(Component data from apps and pages)
┏━━

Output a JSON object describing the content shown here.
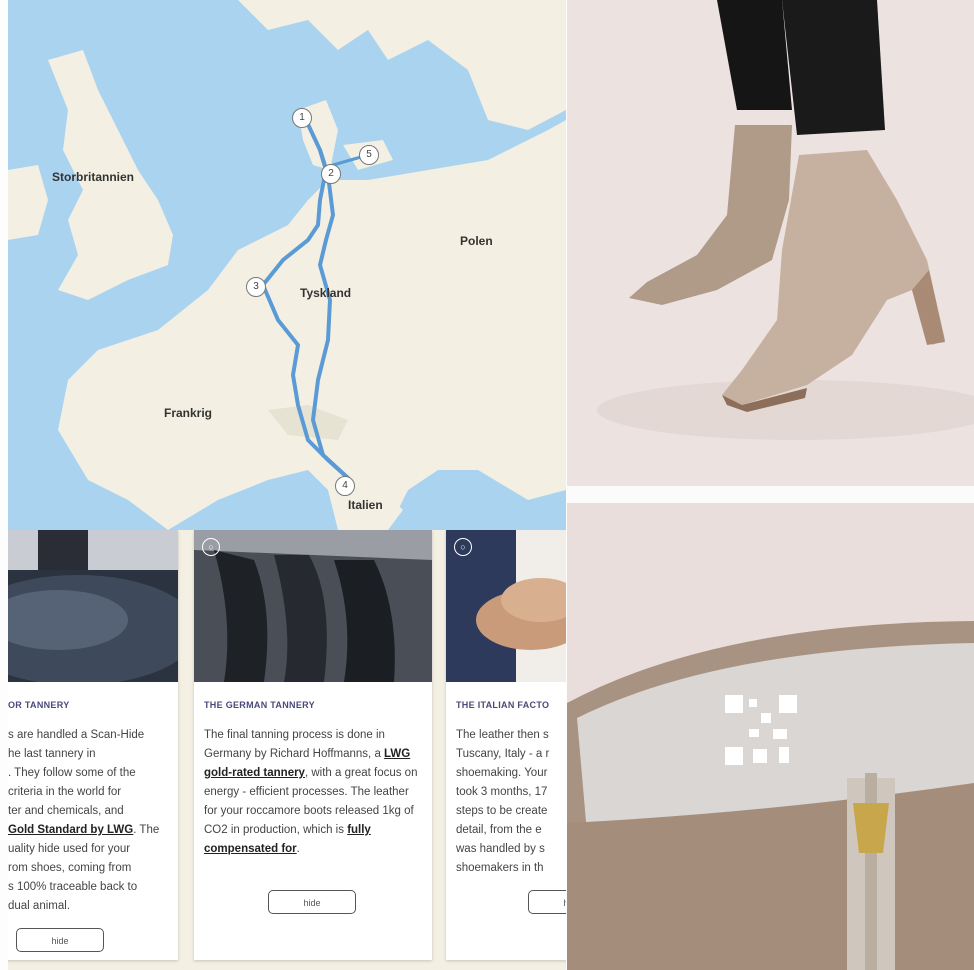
{
  "colors": {
    "sea": "#a9d3ef",
    "land": "#f3efe3",
    "route": "#5b9bd5",
    "card_title": "#4a4a7a"
  },
  "map": {
    "countries": {
      "uk": "Storbritannien",
      "poland": "Polen",
      "germany": "Tyskland",
      "france": "Frankrig",
      "italy": "Italien"
    },
    "pins": [
      "1",
      "2",
      "3",
      "4",
      "5"
    ]
  },
  "cards": [
    {
      "title": "OR TANNERY",
      "lines": [
        "s are handled a Scan-Hide",
        "he last tannery in",
        ". They follow some of the",
        "criteria in the world for",
        "ter and chemicals, and"
      ],
      "link": "Gold Standard by LWG",
      "after_link": ". The",
      "lines2": [
        "uality hide used for your",
        "rom shoes, coming from",
        "s 100% traceable back to",
        "dual animal."
      ],
      "hide": "hide"
    },
    {
      "title": "THE GERMAN TANNERY",
      "text_a": "The final tanning process is done in Germany by Richard Hoffmanns, a ",
      "link_a": "LWG gold-rated tannery",
      "text_b": ", with a great focus on energy - efficient processes. The leather for your roccamore boots released 1kg of CO2 in production, which is ",
      "link_b": "fully compensated for",
      "text_c": ".",
      "hide": "hide"
    },
    {
      "title": "THE ITALIAN FACTO",
      "lines": [
        "The leather then s",
        "Tuscany, Italy - a r",
        "shoemaking. Your",
        "took 3 months, 17",
        "steps to be create",
        "detail, from the e",
        "was handled by s",
        "shoemakers in th"
      ],
      "hide": "hide"
    }
  ]
}
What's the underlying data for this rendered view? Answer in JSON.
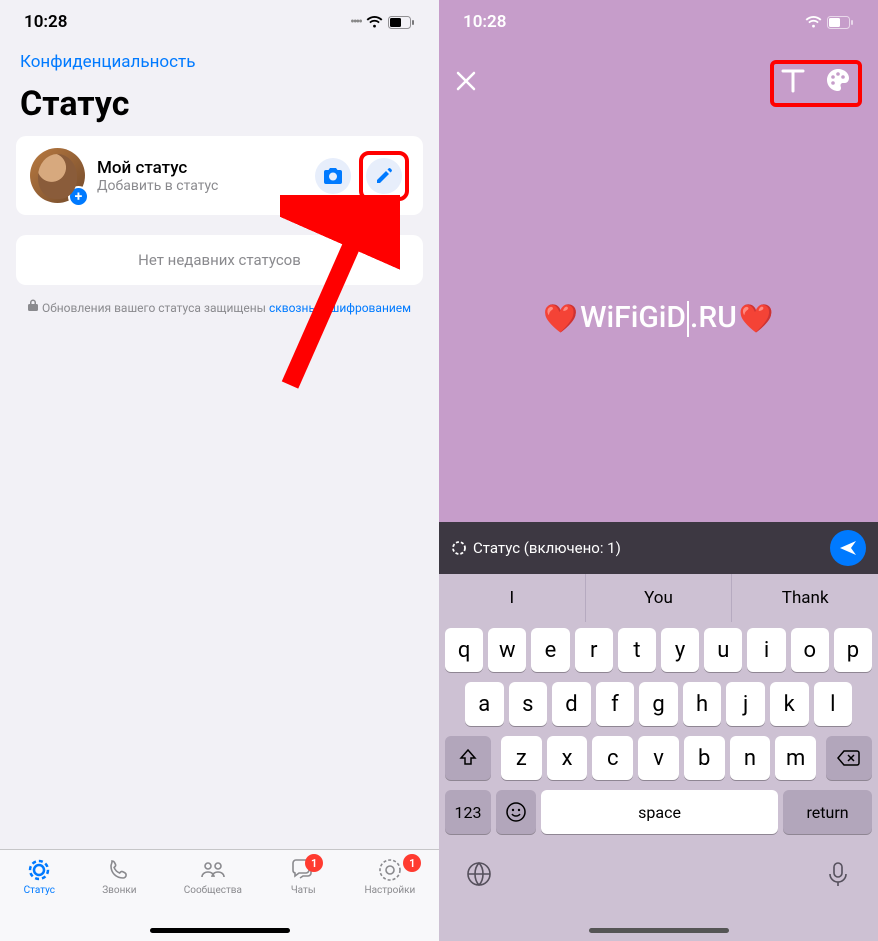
{
  "left": {
    "time": "10:28",
    "privacy": "Конфиденциальность",
    "title": "Статус",
    "myStatus": {
      "title": "Мой статус",
      "subtitle": "Добавить в статус"
    },
    "empty": "Нет недавних статусов",
    "encryptPrefix": "Обновления вашего статуса защищены ",
    "encryptLink": "сквозным шифрованием",
    "tabs": {
      "status": "Статус",
      "calls": "Звонки",
      "communities": "Сообщества",
      "chats": "Чаты",
      "settings": "Настройки",
      "chatsBadge": "1",
      "settingsBadge": "1"
    }
  },
  "right": {
    "time": "10:28",
    "statusText": "WiFiGiD.RU",
    "sendBar": "Статус (включено: 1)",
    "suggestions": [
      "I",
      "You",
      "Thank"
    ],
    "keyboard": {
      "row1": [
        "q",
        "w",
        "e",
        "r",
        "t",
        "y",
        "u",
        "i",
        "o",
        "p"
      ],
      "row2": [
        "a",
        "s",
        "d",
        "f",
        "g",
        "h",
        "j",
        "k",
        "l"
      ],
      "row3": [
        "z",
        "x",
        "c",
        "v",
        "b",
        "n",
        "m"
      ],
      "numKey": "123",
      "space": "space",
      "return": "return"
    }
  }
}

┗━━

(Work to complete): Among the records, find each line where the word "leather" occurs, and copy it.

(Task result):
      "text_b": ", with a great focus on energy - efficient processes. The leather for your roccamore boots released 1kg of CO2 in production, which is ",
        "The leather then s",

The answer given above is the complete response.